Payments That Are Not More Than 30 Days Late
Your payment history is the biggest factor that is considered while calculating your credit score and hence it becomes really essential to pay your credit card bill before or on the due date. But, most credit card holders are unaware of the fact that a payment is considered late only if it has been delayed by more than 30 days and it won’t affect your credit score if you are just a few days late to make the payment. Still, you should try to pay your bills (at least the minimum amount) before the due date to avoid late payment fees and interest charges.
Paying Rent, Utility/Other Bills On Time
As the payment history matters a lot when it comes to building a credit score, but it is only your credit card bill payment that matters. Many people wrongly assume that their credit score might drop if they miss a utility bill or a rent bill payment, but that is not how it is. In order to build a good credit score, you just need to make sure that you pay your credit card bills on time every month as it will also help you avoid any extra charges.
Checking Your Credit Score
When you check your own credit score, it is called a soft inquiry and doesn’t affect your credit score. You can check your credit score as many times as you want and you should do that to keep yourself updated. But, many of you might be thinking that it hurts your credit score. There are actually two types of inquiries that are done on a credit profile: Soft Inquiries & Hard Inquiries. Soft Inquiries never hurt your credit score, but hard inquiries do affect it as these are done when someone else (a card issuer or a moneylender) checks your credit report for approval/disapproval of a credit card application.
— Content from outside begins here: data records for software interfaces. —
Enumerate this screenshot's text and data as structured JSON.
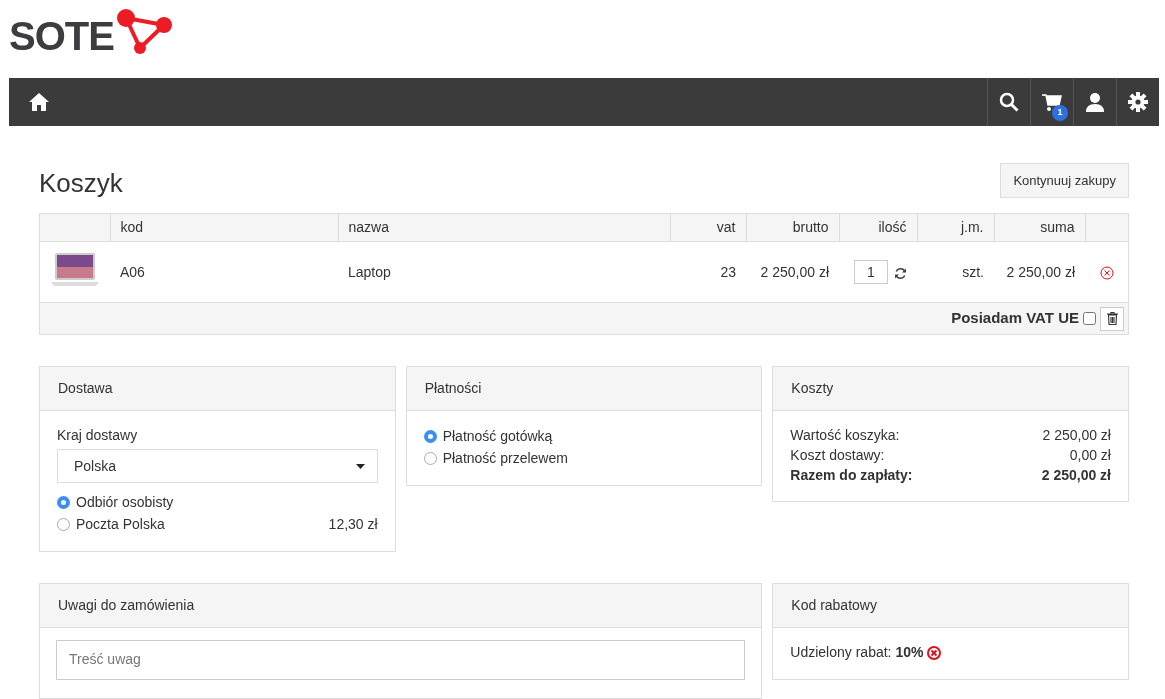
{
  "logo": {
    "text": "SOTE"
  },
  "navbar": {
    "cart_count": "1"
  },
  "page_title": "Koszyk",
  "continue_button": "Kontynuuj zakupy",
  "cart": {
    "columns": [
      "kod",
      "nazwa",
      "vat",
      "brutto",
      "ilość",
      "j.m.",
      "suma"
    ],
    "rows": [
      {
        "code": "A06",
        "name": "Laptop",
        "vat": "23",
        "gross": "2 250,00 zł",
        "quantity": "1",
        "unit": "szt.",
        "total": "2 250,00 zł"
      }
    ],
    "vat_ue": {
      "label": "Posiadam VAT UE",
      "checked": false
    }
  },
  "delivery": {
    "title": "Dostawa",
    "country_label": "Kraj dostawy",
    "country": "Polska",
    "options": [
      {
        "label": "Odbiór osobisty",
        "selected": true
      },
      {
        "label": "Poczta Polska",
        "price": "12,30 zł",
        "selected": false
      }
    ]
  },
  "payment": {
    "title": "Płatności",
    "options": [
      {
        "label": "Płatność gotówką",
        "selected": true
      },
      {
        "label": "Płatność przelewem",
        "selected": false
      }
    ]
  },
  "costs": {
    "title": "Koszty",
    "lines": [
      {
        "label": "Wartość koszyka:",
        "value": "2 250,00 zł",
        "kind": "normal"
      },
      {
        "label": "Koszt dostawy:",
        "value": "0,00 zł",
        "kind": "normal"
      },
      {
        "label": "Razem do zapłaty:",
        "value": "2 250,00 zł",
        "kind": "total"
      }
    ]
  },
  "notes": {
    "title": "Uwagi do zamówienia",
    "placeholder": "Treść uwag"
  },
  "discount": {
    "title": "Kod rabatowy",
    "text": "Udzielony rabat: **10%**"
  }
}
So, you need to understand the difference and don’t be afraid of checking your credit score regularly.
Upgrading/Degrading Your Credit Card
If you upgrade or degrade your credit card, it will have no effect on your credit score as it has nothing to do with which credit card you are using as long as you are making your payments on time, utilizing only 30% or less of your credit limit, and keeping other important things in mind. So, if you are thinking that upgrading a credit card will improve your credit score and degrading your card will drop it, your assumption is wrong as it will not affect your credit score by any means. If you have a premium credit card but you want to degrade it to an entry-level card, you can do that without worrying about your credit score.
Factors That Actually Affect Your Credit Score
- Your Payment History (Always pay your credit card bills on time).
- Your Credit Utilization ratio (Never use more than 30% of your total credit limit).
- Average Age of Your Accounts (Think twice before closing your credit card account).
- Credit Mix (Try having different types of credit rather than having just one card).
- Hard Inquiries on Your profile (Don’t apply for too many credit cards within a short time period).
If you have a credit card, it is really important for you to know what factors affect your credit score and what don’t. Now, you might have understood what you can do to improve your credit score and what will have no effect on it. So, you better focus on building good credit instead of believing in these credit score myths. As mentioned above, your credit score gets affected by only five factors directly and you should keep all of them in mind while using your credit cards. If you have any further doubts regarding the information provided above, you can freely ask us in the comment section below!